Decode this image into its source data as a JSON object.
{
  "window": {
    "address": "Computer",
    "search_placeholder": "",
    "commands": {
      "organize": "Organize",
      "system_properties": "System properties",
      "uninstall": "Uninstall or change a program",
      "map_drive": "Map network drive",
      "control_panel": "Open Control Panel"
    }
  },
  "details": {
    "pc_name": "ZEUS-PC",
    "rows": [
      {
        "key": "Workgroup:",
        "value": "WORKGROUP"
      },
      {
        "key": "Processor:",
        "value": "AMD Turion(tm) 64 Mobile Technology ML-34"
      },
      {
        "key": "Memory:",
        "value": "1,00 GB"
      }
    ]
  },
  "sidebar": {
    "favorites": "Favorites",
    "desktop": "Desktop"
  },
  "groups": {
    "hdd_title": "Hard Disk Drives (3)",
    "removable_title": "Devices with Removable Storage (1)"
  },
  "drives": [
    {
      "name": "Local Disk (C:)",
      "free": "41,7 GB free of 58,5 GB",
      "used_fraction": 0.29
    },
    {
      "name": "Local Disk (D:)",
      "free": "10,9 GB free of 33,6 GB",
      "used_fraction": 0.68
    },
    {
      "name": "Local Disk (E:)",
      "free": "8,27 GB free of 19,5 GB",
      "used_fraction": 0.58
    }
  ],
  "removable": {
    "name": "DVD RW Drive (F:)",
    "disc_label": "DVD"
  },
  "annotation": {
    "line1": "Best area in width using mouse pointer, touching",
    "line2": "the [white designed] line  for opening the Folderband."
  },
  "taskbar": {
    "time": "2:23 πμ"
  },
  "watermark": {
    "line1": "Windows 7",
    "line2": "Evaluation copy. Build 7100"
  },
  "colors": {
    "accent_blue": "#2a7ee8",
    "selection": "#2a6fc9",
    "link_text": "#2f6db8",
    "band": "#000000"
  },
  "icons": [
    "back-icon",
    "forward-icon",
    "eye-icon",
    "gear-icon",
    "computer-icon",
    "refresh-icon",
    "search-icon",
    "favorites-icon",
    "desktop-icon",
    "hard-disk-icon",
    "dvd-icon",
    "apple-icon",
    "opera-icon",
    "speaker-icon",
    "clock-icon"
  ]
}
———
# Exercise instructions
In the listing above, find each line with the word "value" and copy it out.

# Response for this exercise
        "value": "WORKGROUP"
        "value": "AMD Turion(tm) 64 Mobile Technology ML-34"
        "value": "1,00 GB"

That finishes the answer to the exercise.